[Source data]
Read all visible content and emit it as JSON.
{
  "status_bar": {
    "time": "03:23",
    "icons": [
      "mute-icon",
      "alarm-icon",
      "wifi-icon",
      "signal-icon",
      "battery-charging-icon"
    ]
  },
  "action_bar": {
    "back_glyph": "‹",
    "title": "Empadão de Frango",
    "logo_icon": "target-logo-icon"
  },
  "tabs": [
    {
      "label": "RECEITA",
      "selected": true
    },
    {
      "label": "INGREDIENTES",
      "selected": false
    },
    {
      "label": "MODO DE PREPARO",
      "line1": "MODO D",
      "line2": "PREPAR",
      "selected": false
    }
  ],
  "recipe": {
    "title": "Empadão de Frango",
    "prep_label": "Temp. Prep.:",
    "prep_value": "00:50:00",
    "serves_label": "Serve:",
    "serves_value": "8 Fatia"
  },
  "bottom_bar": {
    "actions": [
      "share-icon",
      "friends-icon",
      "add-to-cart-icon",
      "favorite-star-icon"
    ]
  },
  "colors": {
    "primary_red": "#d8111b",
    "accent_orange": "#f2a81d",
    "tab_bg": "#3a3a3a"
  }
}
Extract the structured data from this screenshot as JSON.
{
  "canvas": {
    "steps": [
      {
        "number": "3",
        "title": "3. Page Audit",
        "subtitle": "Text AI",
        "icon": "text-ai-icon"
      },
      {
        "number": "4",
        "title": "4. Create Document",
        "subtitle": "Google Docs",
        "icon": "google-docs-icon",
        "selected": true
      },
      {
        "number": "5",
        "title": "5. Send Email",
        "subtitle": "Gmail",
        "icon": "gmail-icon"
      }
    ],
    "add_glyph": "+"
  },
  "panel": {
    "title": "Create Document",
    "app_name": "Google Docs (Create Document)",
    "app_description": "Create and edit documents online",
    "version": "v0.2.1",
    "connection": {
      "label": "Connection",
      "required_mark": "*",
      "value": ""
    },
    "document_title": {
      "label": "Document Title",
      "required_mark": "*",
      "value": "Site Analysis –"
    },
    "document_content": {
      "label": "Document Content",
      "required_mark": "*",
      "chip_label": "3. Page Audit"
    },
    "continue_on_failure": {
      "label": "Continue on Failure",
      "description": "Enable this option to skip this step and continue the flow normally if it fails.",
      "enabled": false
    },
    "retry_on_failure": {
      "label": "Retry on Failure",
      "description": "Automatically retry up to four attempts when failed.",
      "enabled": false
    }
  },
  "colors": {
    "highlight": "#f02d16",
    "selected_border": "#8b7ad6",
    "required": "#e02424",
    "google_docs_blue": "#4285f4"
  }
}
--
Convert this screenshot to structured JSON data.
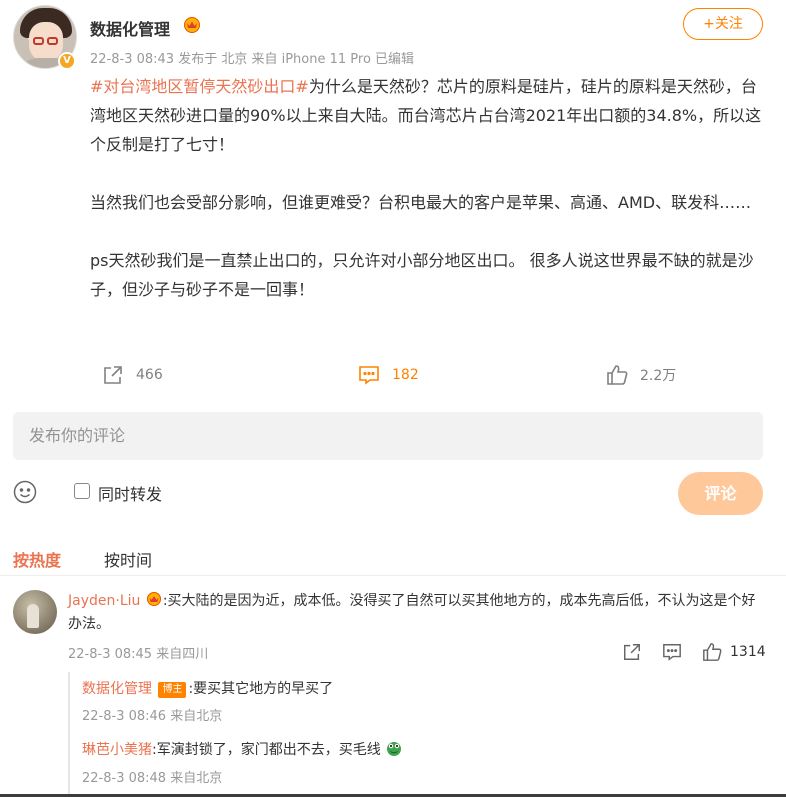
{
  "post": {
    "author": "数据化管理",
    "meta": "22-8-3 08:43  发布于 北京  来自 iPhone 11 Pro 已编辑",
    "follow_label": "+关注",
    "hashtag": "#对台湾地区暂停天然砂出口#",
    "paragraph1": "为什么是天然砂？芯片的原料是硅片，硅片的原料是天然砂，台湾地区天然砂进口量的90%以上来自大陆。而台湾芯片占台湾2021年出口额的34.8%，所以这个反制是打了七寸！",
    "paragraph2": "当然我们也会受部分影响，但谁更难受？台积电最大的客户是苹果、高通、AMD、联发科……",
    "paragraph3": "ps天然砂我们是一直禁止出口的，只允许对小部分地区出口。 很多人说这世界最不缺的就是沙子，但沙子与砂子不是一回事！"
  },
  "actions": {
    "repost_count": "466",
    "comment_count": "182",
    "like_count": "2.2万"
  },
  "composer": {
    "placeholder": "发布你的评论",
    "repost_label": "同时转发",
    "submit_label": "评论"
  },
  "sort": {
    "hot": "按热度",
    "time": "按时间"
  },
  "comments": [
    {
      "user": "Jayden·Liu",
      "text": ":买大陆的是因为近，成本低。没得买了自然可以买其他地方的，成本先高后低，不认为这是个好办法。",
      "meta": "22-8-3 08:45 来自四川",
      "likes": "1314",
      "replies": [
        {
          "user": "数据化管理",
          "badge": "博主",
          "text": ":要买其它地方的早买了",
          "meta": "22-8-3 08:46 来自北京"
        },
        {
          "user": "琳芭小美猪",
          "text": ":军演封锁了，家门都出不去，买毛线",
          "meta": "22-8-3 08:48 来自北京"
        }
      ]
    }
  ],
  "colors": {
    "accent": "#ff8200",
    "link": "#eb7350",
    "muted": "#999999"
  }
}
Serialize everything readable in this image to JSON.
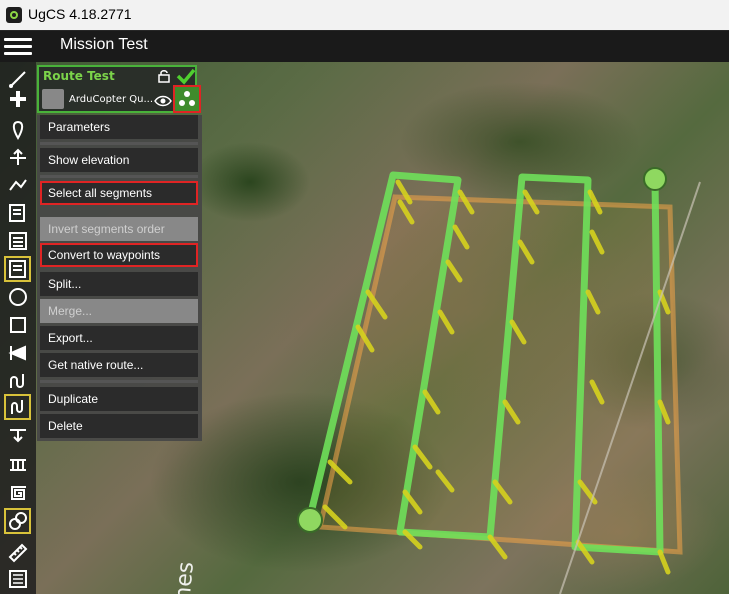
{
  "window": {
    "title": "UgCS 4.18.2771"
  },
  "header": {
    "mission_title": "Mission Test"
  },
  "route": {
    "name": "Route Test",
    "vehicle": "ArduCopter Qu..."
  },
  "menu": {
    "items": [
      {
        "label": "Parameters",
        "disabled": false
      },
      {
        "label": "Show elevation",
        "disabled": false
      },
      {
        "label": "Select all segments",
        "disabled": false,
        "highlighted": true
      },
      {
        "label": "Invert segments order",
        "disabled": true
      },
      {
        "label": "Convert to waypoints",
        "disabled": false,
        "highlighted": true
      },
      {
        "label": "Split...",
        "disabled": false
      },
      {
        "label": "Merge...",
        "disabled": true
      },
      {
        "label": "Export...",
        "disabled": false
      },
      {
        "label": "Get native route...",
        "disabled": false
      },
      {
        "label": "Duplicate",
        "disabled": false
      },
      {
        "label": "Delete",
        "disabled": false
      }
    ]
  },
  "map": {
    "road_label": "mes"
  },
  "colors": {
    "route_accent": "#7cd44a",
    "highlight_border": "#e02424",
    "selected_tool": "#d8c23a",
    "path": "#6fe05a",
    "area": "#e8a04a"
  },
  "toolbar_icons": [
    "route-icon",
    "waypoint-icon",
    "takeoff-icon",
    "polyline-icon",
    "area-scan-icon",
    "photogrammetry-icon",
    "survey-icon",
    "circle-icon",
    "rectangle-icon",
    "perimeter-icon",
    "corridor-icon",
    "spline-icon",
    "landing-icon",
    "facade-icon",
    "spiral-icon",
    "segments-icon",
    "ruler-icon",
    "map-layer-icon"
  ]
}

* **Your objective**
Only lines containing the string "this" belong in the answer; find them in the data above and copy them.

* **Exercise output**
Extract the structured data from this screenshot as JSON.
      "description": "Enable this option to skip this step and continue the flow normally if it fails.",
Convert this screenshot to structured JSON data.
Serialize everything readable in this image to JSON.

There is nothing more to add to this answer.